*Records to process:*
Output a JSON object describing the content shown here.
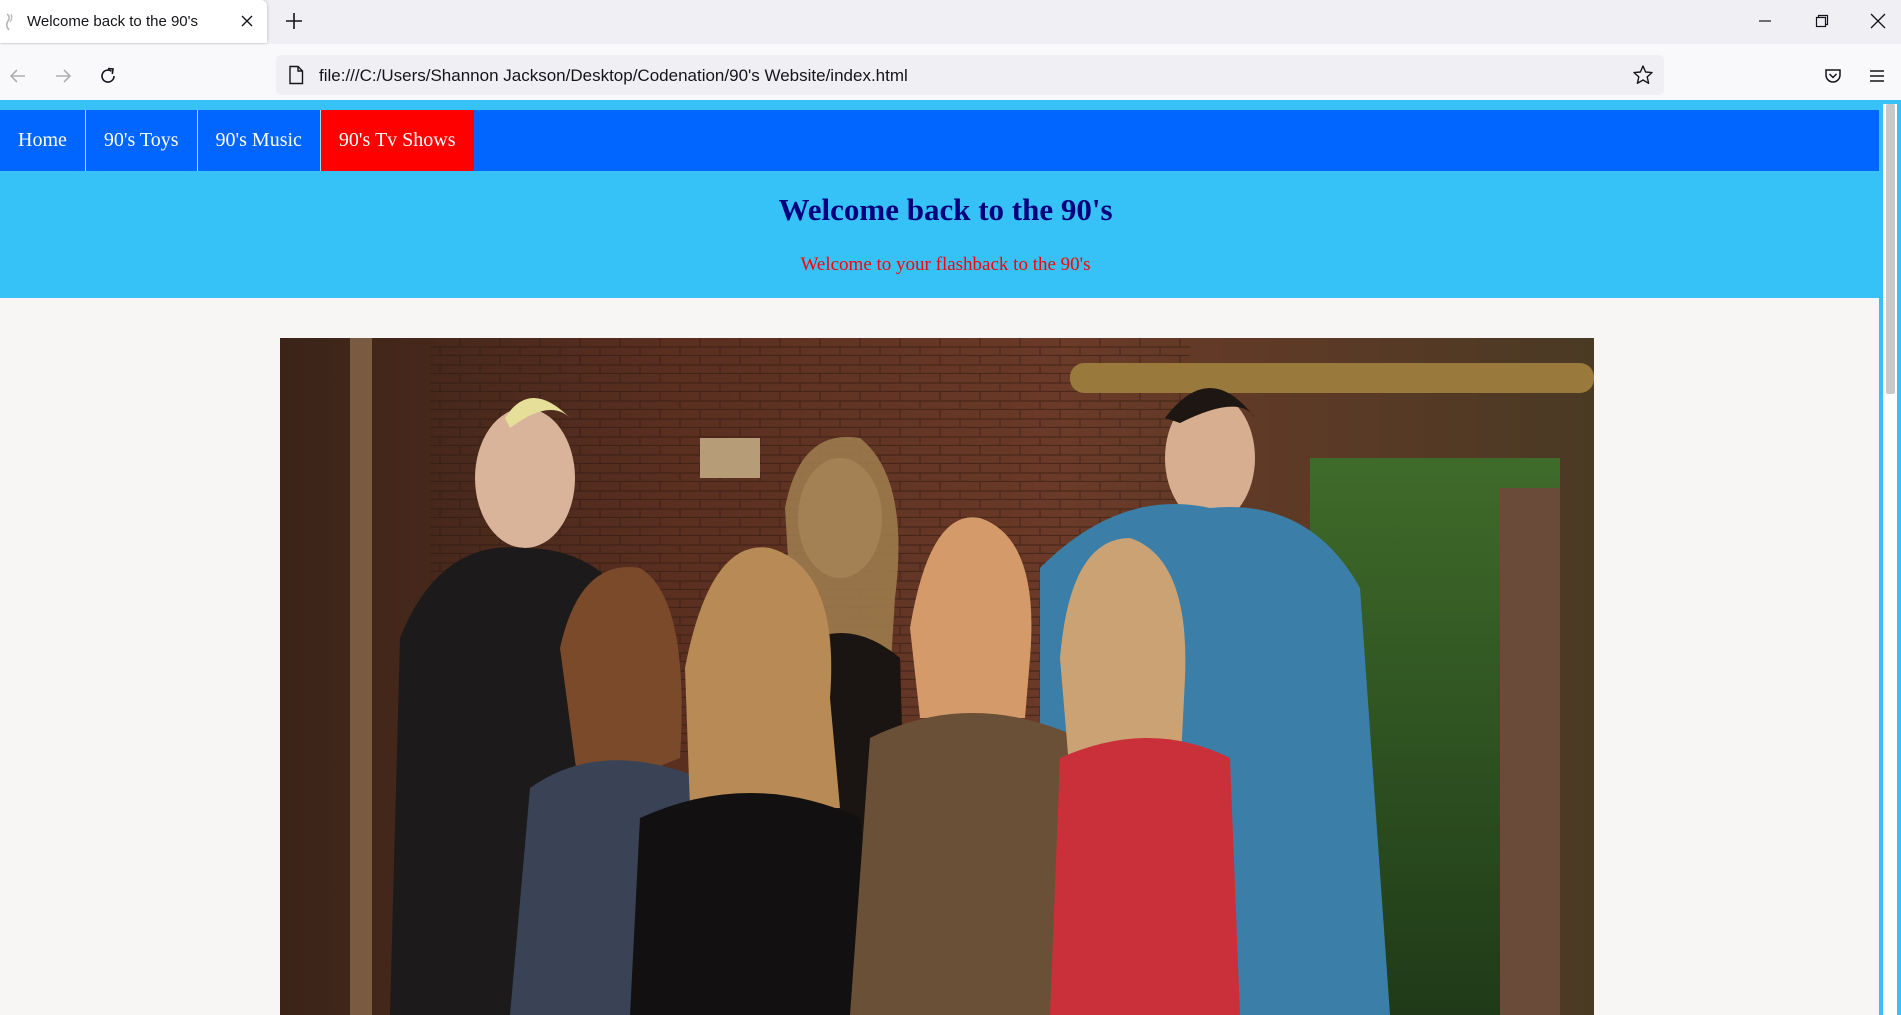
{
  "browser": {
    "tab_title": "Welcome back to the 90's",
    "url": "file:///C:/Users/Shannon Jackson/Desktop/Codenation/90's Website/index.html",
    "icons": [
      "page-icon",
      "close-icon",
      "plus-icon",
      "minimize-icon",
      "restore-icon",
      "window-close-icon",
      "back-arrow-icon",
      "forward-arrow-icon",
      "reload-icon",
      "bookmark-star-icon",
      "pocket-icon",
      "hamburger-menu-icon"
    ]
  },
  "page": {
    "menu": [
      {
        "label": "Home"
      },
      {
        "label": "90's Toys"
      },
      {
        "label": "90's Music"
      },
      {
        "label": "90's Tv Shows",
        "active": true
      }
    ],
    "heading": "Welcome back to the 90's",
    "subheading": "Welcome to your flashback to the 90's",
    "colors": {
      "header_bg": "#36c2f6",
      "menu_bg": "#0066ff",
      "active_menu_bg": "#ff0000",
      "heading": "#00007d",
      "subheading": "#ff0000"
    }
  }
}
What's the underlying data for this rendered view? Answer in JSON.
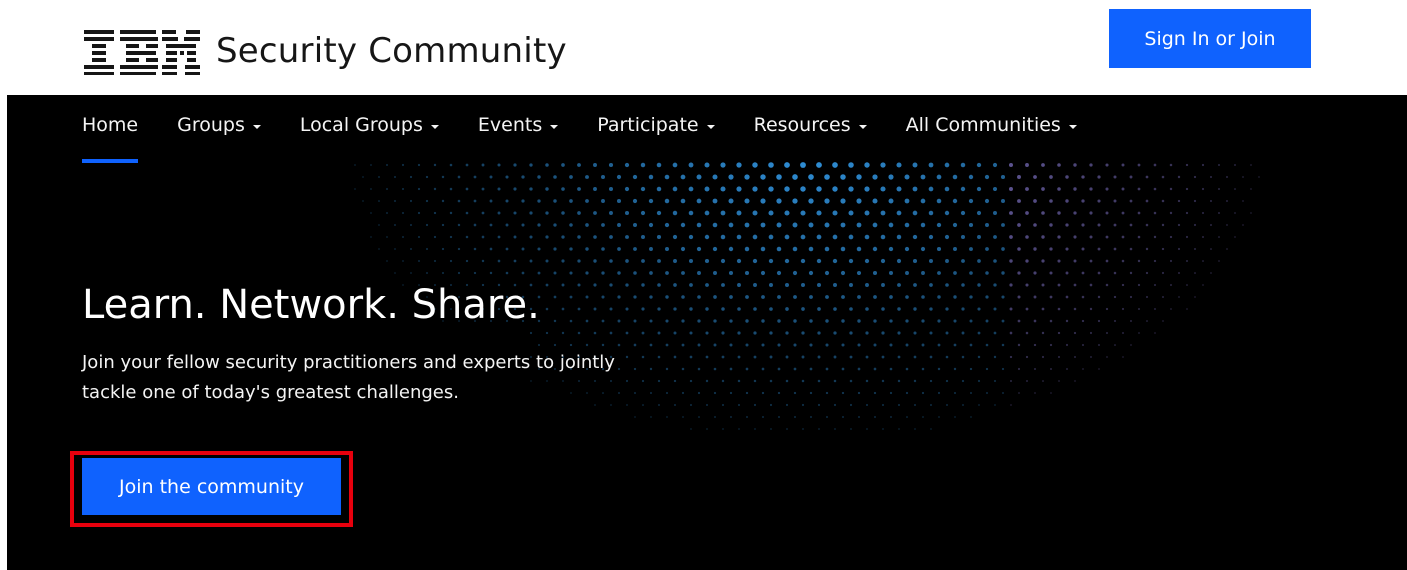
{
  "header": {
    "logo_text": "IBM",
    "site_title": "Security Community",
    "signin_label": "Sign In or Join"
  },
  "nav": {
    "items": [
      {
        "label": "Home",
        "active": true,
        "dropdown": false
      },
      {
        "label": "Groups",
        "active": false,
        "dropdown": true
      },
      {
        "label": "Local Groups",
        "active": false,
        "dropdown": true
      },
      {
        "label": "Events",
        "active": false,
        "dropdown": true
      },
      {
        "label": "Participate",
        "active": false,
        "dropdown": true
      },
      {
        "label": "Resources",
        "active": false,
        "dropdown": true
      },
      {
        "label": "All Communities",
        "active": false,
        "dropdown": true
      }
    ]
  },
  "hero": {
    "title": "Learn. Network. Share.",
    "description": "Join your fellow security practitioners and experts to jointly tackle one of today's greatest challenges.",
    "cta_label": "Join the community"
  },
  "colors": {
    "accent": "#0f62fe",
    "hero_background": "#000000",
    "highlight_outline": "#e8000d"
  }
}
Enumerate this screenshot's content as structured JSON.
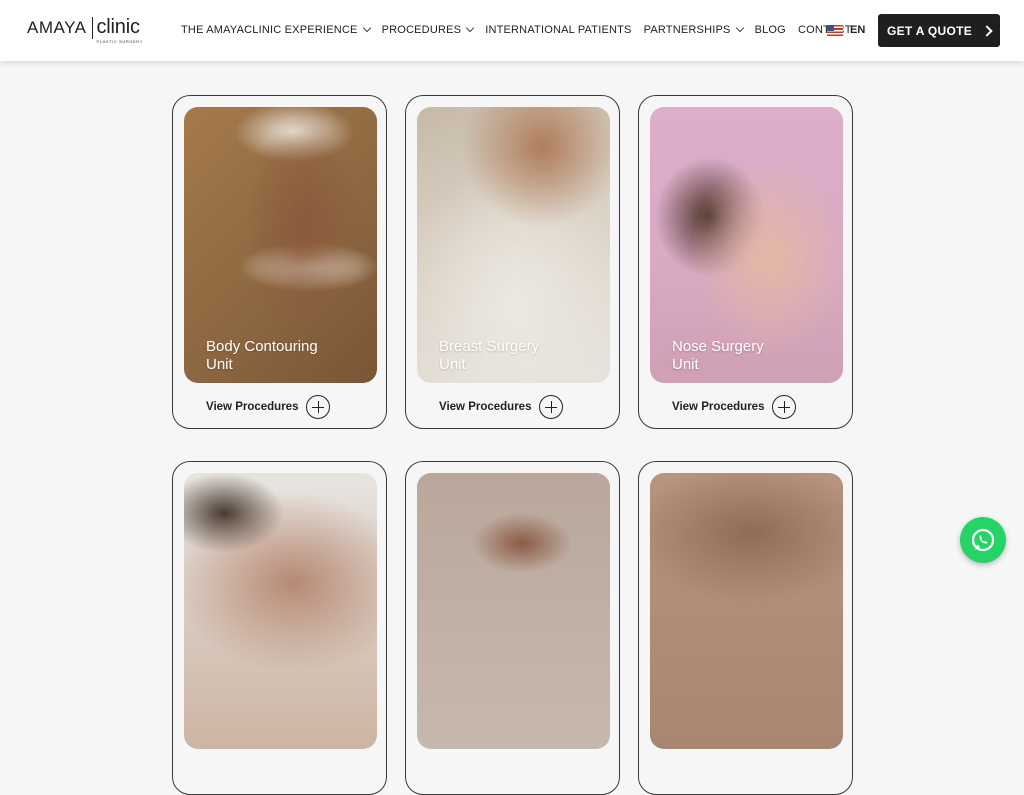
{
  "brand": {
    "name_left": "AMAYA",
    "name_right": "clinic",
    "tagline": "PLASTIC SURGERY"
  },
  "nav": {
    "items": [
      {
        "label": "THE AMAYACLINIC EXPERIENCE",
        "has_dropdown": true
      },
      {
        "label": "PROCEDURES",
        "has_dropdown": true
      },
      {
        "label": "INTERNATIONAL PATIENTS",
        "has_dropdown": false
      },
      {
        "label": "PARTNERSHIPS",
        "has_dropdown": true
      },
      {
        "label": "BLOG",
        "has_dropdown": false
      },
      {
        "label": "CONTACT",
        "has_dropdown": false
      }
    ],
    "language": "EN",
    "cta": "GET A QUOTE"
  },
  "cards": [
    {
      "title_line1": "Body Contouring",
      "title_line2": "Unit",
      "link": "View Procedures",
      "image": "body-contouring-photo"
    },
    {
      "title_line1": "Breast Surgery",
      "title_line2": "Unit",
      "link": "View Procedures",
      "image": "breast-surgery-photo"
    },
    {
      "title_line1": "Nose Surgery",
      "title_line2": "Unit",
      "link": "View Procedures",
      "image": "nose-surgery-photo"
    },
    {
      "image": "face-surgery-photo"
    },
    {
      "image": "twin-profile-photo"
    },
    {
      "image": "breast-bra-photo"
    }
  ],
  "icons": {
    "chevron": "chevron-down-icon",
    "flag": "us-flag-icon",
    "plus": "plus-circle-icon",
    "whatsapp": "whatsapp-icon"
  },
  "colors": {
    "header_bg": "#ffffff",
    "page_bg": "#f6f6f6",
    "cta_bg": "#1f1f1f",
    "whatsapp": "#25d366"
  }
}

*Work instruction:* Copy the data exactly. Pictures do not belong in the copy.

*Task output:*
Output a JSON object describing the content shown here.
{
  "browser": {
    "tab_title": "Welcome back to the 90's",
    "url": "file:///C:/Users/Shannon Jackson/Desktop/Codenation/90's Website/index.html",
    "icons": [
      "page-icon",
      "close-icon",
      "plus-icon",
      "minimize-icon",
      "restore-icon",
      "window-close-icon",
      "back-arrow-icon",
      "forward-arrow-icon",
      "reload-icon",
      "bookmark-star-icon",
      "pocket-icon",
      "hamburger-menu-icon"
    ]
  },
  "page": {
    "menu": [
      {
        "label": "Home"
      },
      {
        "label": "90's Toys"
      },
      {
        "label": "90's Music"
      },
      {
        "label": "90's Tv Shows",
        "active": true
      }
    ],
    "heading": "Welcome back to the 90's",
    "subheading": "Welcome to your flashback to the 90's",
    "colors": {
      "header_bg": "#36c2f6",
      "menu_bg": "#0066ff",
      "active_menu_bg": "#ff0000",
      "heading": "#00007d",
      "subheading": "#ff0000"
    }
  }
}
What's the underlying data for this rendered view? Answer in JSON.
{
  "header": {
    "logo_text": "IBM",
    "site_title": "Security Community",
    "signin_label": "Sign In or Join"
  },
  "nav": {
    "items": [
      {
        "label": "Home",
        "active": true,
        "dropdown": false
      },
      {
        "label": "Groups",
        "active": false,
        "dropdown": true
      },
      {
        "label": "Local Groups",
        "active": false,
        "dropdown": true
      },
      {
        "label": "Events",
        "active": false,
        "dropdown": true
      },
      {
        "label": "Participate",
        "active": false,
        "dropdown": true
      },
      {
        "label": "Resources",
        "active": false,
        "dropdown": true
      },
      {
        "label": "All Communities",
        "active": false,
        "dropdown": true
      }
    ]
  },
  "hero": {
    "title": "Learn. Network. Share.",
    "description": "Join your fellow security practitioners and experts to jointly tackle one of today's greatest challenges.",
    "cta_label": "Join the community"
  },
  "colors": {
    "accent": "#0f62fe",
    "hero_background": "#000000",
    "highlight_outline": "#e8000d"
  }
}
Enumerate this screenshot's content as structured JSON.
{
  "brand": {
    "name_left": "AMAYA",
    "name_right": "clinic",
    "tagline": "PLASTIC SURGERY"
  },
  "nav": {
    "items": [
      {
        "label": "THE AMAYACLINIC EXPERIENCE",
        "has_dropdown": true
      },
      {
        "label": "PROCEDURES",
        "has_dropdown": true
      },
      {
        "label": "INTERNATIONAL PATIENTS",
        "has_dropdown": false
      },
      {
        "label": "PARTNERSHIPS",
        "has_dropdown": true
      },
      {
        "label": "BLOG",
        "has_dropdown": false
      },
      {
        "label": "CONTACT",
        "has_dropdown": false
      }
    ],
    "language": "EN",
    "cta": "GET A QUOTE"
  },
  "cards": [
    {
      "title_line1": "Body Contouring",
      "title_line2": "Unit",
      "link": "View Procedures",
      "image": "body-contouring-photo"
    },
    {
      "title_line1": "Breast Surgery",
      "title_line2": "Unit",
      "link": "View Procedures",
      "image": "breast-surgery-photo"
    },
    {
      "title_line1": "Nose Surgery",
      "title_line2": "Unit",
      "link": "View Procedures",
      "image": "nose-surgery-photo"
    },
    {
      "image": "face-surgery-photo"
    },
    {
      "image": "twin-profile-photo"
    },
    {
      "image": "breast-bra-photo"
    }
  ],
  "icons": {
    "chevron": "chevron-down-icon",
    "flag": "us-flag-icon",
    "plus": "plus-circle-icon",
    "whatsapp": "whatsapp-icon"
  },
  "colors": {
    "header_bg": "#ffffff",
    "page_bg": "#f6f6f6",
    "cta_bg": "#1f1f1f",
    "whatsapp": "#25d366"
  }
}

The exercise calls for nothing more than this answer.